Sep 7 2010LEGO Nintendo Stop-Motion Madness!


Ninja Moped (formally Rymdreglage), is the musical duo that brought us last year's '8-Bit Trip'. And now they're back with more LEGO/NES videos! No word on how many man-hours went into stop-motioning these ones, but if I had to guess I'd say way too many for either one of these jokers to hold a full-time job. So there's that. But there's also this other, much more interesting thing: *dropping trou* EVER SEEN A RASH LIKE THAT BEFORE?! No but seriously, I already did the whole WebMD thing and I'm trying to avoid a co-pay.

Hit the jump for the first three episodes of NES-quiz, videos featuring LEGOfied NES games that you get to guess!

LEGO + Nintendo Games = Mind Blown [kotaku]

Thanks to Marc, who tried making a stop-motion LEGO video but had to abandon the project when his cat wouldn't work the camera. Typical!

Related Stories
Reader Comments

these are well done. like steak. MR OIZO STYLE



That is some Final-Countdown-worthy terribleness.

Am I the only one who thinks those videos were not actually done with Lego? It looks to me like they put captured video of nes gameplay through some sort of render filter to make it look like legos.

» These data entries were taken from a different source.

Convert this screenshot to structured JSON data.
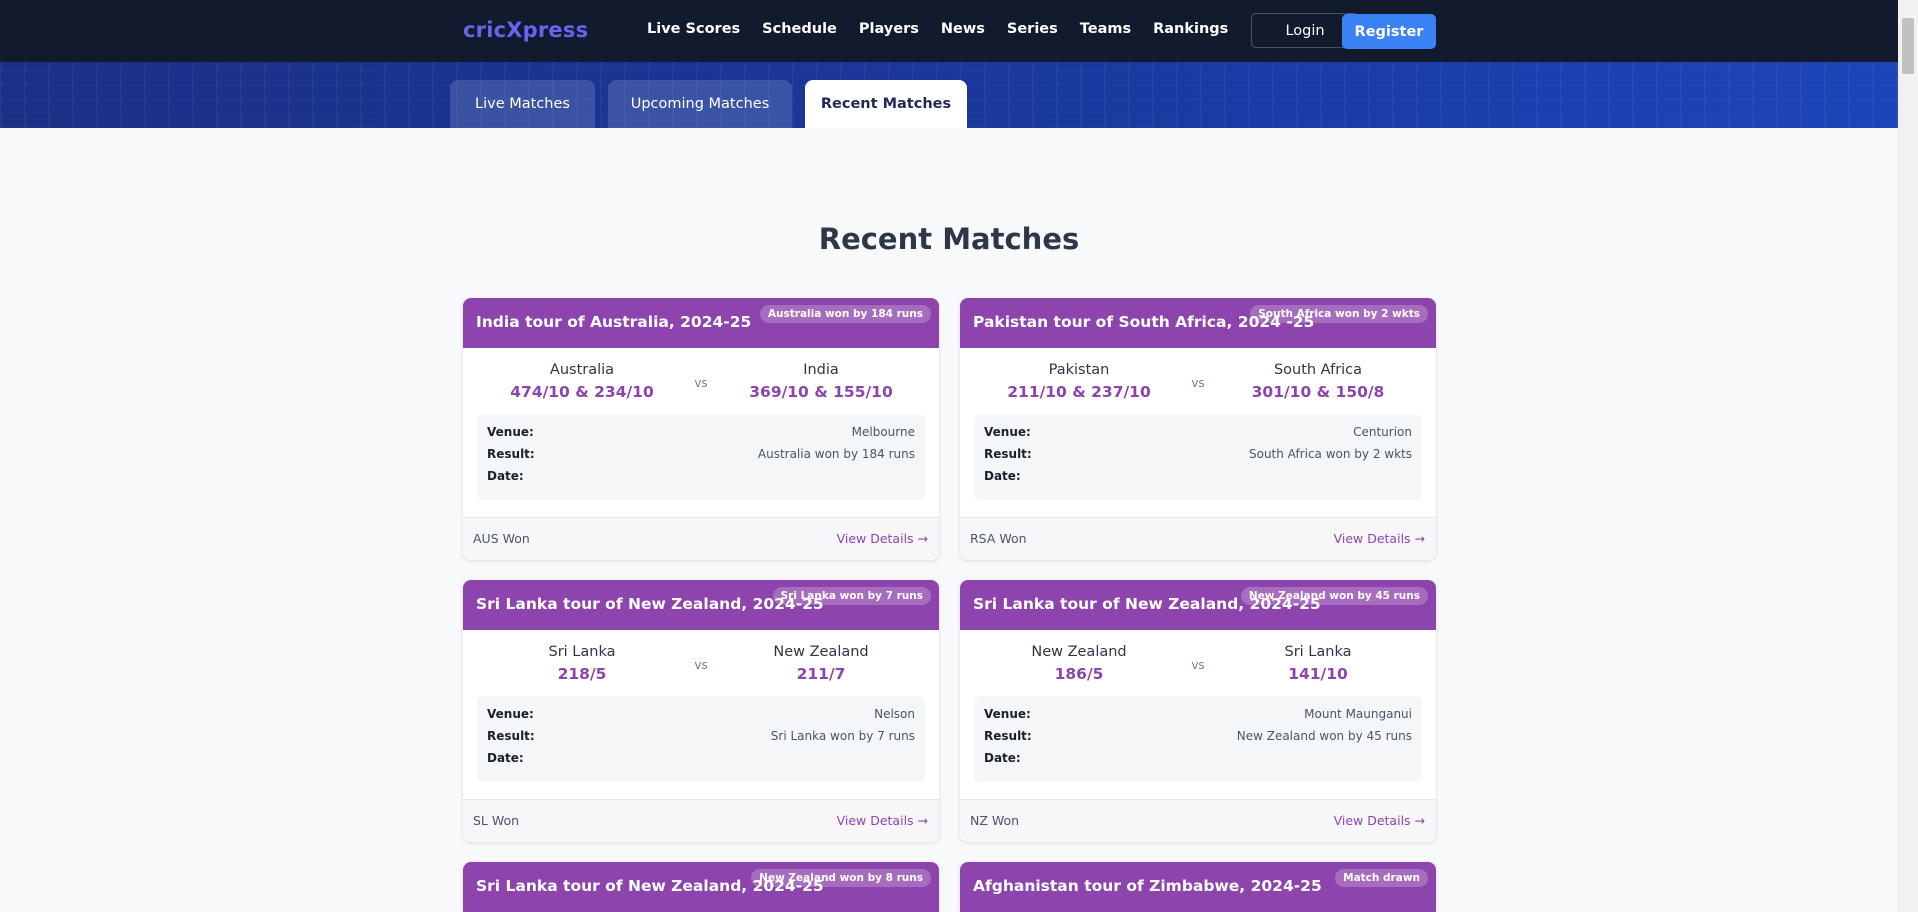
{
  "brand": {
    "logo": "cricXpress"
  },
  "nav": {
    "links": [
      "Live Scores",
      "Schedule",
      "Players",
      "News",
      "Series",
      "Teams",
      "Rankings"
    ],
    "login": "Login",
    "register": "Register"
  },
  "tabs": [
    "Live Matches",
    "Upcoming Matches",
    "Recent Matches"
  ],
  "section_title": "Recent Matches",
  "labels": {
    "venue": "Venue:",
    "result": "Result:",
    "date": "Date:",
    "vs": "vs",
    "view_details": "View Details →"
  },
  "matches": [
    {
      "series": "India tour of Australia, 2024-25",
      "badge": "Australia won by 184 runs",
      "team1": {
        "name": "Australia",
        "score": "474/10 & 234/10"
      },
      "team2": {
        "name": "India",
        "score": "369/10 & 155/10"
      },
      "venue": "Melbourne",
      "result": "Australia won by 184 runs",
      "date": "",
      "winner": "AUS Won"
    },
    {
      "series": "Pakistan tour of South Africa, 2024 -25",
      "badge": "South Africa won by 2 wkts",
      "team1": {
        "name": "Pakistan",
        "score": "211/10 & 237/10"
      },
      "team2": {
        "name": "South Africa",
        "score": "301/10 & 150/8"
      },
      "venue": "Centurion",
      "result": "South Africa won by 2 wkts",
      "date": "",
      "winner": "RSA Won"
    },
    {
      "series": "Sri Lanka tour of New Zealand, 2024-25",
      "badge": "Sri Lanka won by 7 runs",
      "team1": {
        "name": "Sri Lanka",
        "score": "218/5"
      },
      "team2": {
        "name": "New Zealand",
        "score": "211/7"
      },
      "venue": "Nelson",
      "result": "Sri Lanka won by 7 runs",
      "date": "",
      "winner": "SL Won"
    },
    {
      "series": "Sri Lanka tour of New Zealand, 2024-25",
      "badge": "New Zealand won by 45 runs",
      "team1": {
        "name": "New Zealand",
        "score": "186/5"
      },
      "team2": {
        "name": "Sri Lanka",
        "score": "141/10"
      },
      "venue": "Mount Maunganui",
      "result": "New Zealand won by 45 runs",
      "date": "",
      "winner": "NZ Won"
    },
    {
      "series": "Sri Lanka tour of New Zealand, 2024-25",
      "badge": "New Zealand won by 8 runs"
    },
    {
      "series": "Afghanistan tour of Zimbabwe, 2024-25",
      "badge": "Match drawn"
    }
  ]
}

There is a lot of movement that would have taken them hours and hours to replicate that would have been much more simple (and better looking) to keep static.

For example, Look at when glass joe gets knocked out in the Punch Out! video. It's one frame of animation as he slides back and forth but his lines are changing constantly... wouldn't it be more simple to build a lego representation of that frame of animation and move it each frame without changing it?

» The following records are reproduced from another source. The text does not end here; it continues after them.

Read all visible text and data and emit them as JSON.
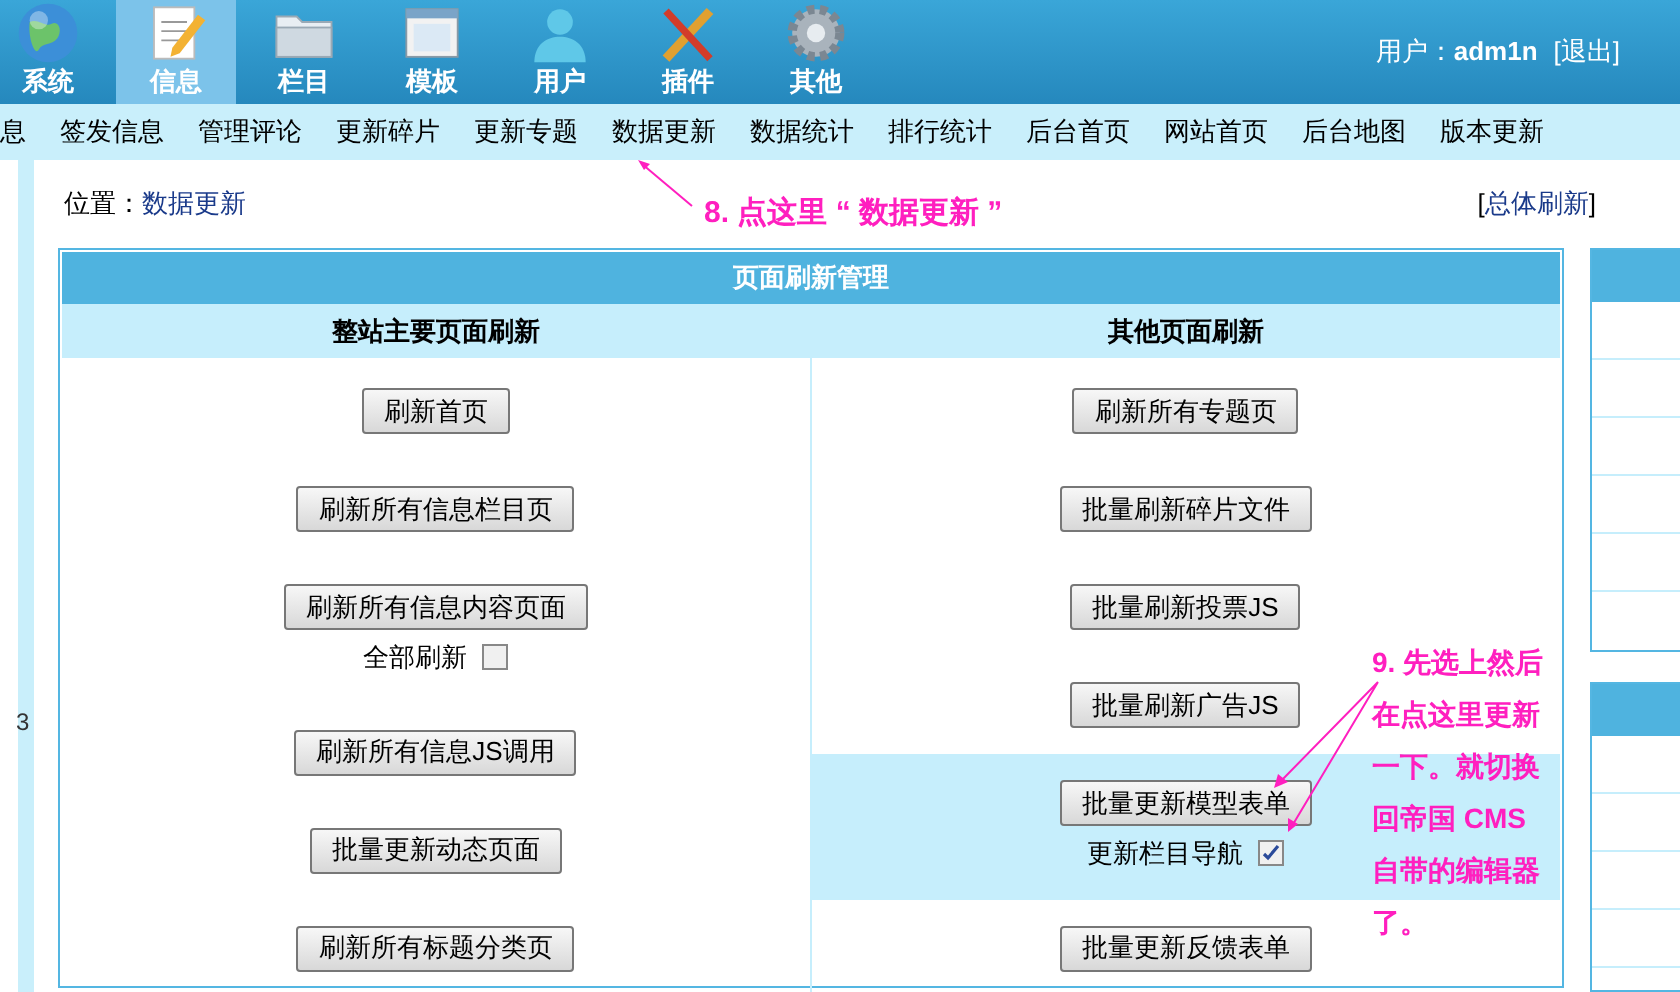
{
  "top_nav": [
    {
      "label": "系统",
      "selected": false
    },
    {
      "label": "信息",
      "selected": true
    },
    {
      "label": "栏目",
      "selected": false
    },
    {
      "label": "模板",
      "selected": false
    },
    {
      "label": "用户",
      "selected": false
    },
    {
      "label": "插件",
      "selected": false
    },
    {
      "label": "其他",
      "selected": false
    }
  ],
  "user": {
    "label": "用户：",
    "name": "adm1n",
    "logout": "[退出]"
  },
  "sub_nav": [
    "息",
    "签发信息",
    "管理评论",
    "更新碎片",
    "更新专题",
    "数据更新",
    "数据统计",
    "排行统计",
    "后台首页",
    "网站首页",
    "后台地图",
    "版本更新"
  ],
  "side_marker": "3",
  "breadcrumb": {
    "label": "位置：",
    "current": "数据更新"
  },
  "refresh_all": {
    "open": "[",
    "label": "总体刷新",
    "close": "]"
  },
  "panel": {
    "title": "页面刷新管理",
    "columns": [
      {
        "heading": "整站主要页面刷新",
        "groups": [
          {
            "highlighted": false,
            "button": "刷新首页"
          },
          {
            "highlighted": false,
            "button": "刷新所有信息栏目页"
          },
          {
            "highlighted": false,
            "button": "刷新所有信息内容页面",
            "checkbox": {
              "label": "全部刷新",
              "checked": false
            }
          },
          {
            "highlighted": false,
            "button": "刷新所有信息JS调用"
          },
          {
            "highlighted": false,
            "button": "批量更新动态页面"
          },
          {
            "highlighted": false,
            "button": "刷新所有标题分类页"
          }
        ]
      },
      {
        "heading": "其他页面刷新",
        "groups": [
          {
            "highlighted": false,
            "button": "刷新所有专题页"
          },
          {
            "highlighted": false,
            "button": "批量刷新碎片文件"
          },
          {
            "highlighted": false,
            "button": "批量刷新投票JS"
          },
          {
            "highlighted": false,
            "button": "批量刷新广告JS"
          },
          {
            "highlighted": true,
            "button": "批量更新模型表单",
            "checkbox": {
              "label": "更新栏目导航",
              "checked": true
            }
          },
          {
            "highlighted": false,
            "button": "批量更新反馈表单"
          }
        ]
      }
    ]
  },
  "annotations": [
    {
      "text": "8. 点这里 “ 数据更新 ”"
    },
    {
      "text": "9. 先选上然后在点这里更新一下。就切换回帝国 CMS 自带的编辑器了。"
    }
  ]
}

I call fake. This is someone showing off an interesting video filter, nothing more.

trippy...i think ima make one

they actually had steven spielberg and bill gates help make these. i am very impressed. also, i will buy these from you. how much are you selling them?
answer me damnit.

Well the competition prize is apparently a lot of money, so they are probably getting paid to do all this somehow. Would you not do a good job if you were getting paid to do it? Besides, a perfectionist would not look over those details as you suggest, maybe these two wanted it to be perfect.

The transition to #6 looks a little computer-ey. Maybe they used a rendering program, maybe they just controlled the lighting angle really really well. I don't know though, one look at those two guys and I was sure that they had done it all by hand.


If these guys were actually trying to be perfectionists, they would have made the screenshots closer to the accurate NES resolution of 256x224. That Punch-Out screenshot is so heavily distorted that you can't even make any of the letters or the numbers out; they really skimped on correctly reproducing things pixel-by-pixel. They've compressed their screenshots to roughly 140x80 pixels...which is only 55% horizontal, and 35% vertical, the size of Nintendo games' original size.

HA!! Like this would be hard to do.....(sarcasm)


Not to mention, doing it at the native NES resolution would have saved them from having to animate all of those rounded pixels that flash on and off as things are scrolling. Which would have saved countless man hours.

So here is the processed they used if they did it by hand:
Captured video of the game.
Down graded the video from 256x224 to whatever lower resolution (I imagine they figured that the lower the resolution the fewer legos to deal with and the less work to do overall)
Extracted every single unique frame and created it by hand and took a picture, accounting for proper framerate (the framerate looks spot on which I imagine would be hard to do in stop motion).

However, at some point (very early on in the process of actually creating each scene) they must have realized that downgrading the resolution actually bit them in the ass because instead of being able to just scroll already created set pieces 1 lego pixel to the left or the right, they had to undo everything, account for all of the noise generated by their compression of the images, and recreate each frame.

I can't imagine they figured that would be faster than creating it at the game's native resolution.

I still call fake. (and I only call it so adamantly because this video has been posted on every single geek/gamer blog in the world)

Post a Comment

Please keep your comments relevant to the post. Inappropriate or promotional comments may be removed. Email addresses are required to confirm comments but will never be displayed. To create a link, simply type the URL (including http://) or email address. You can put up to 3 URLs in your comments.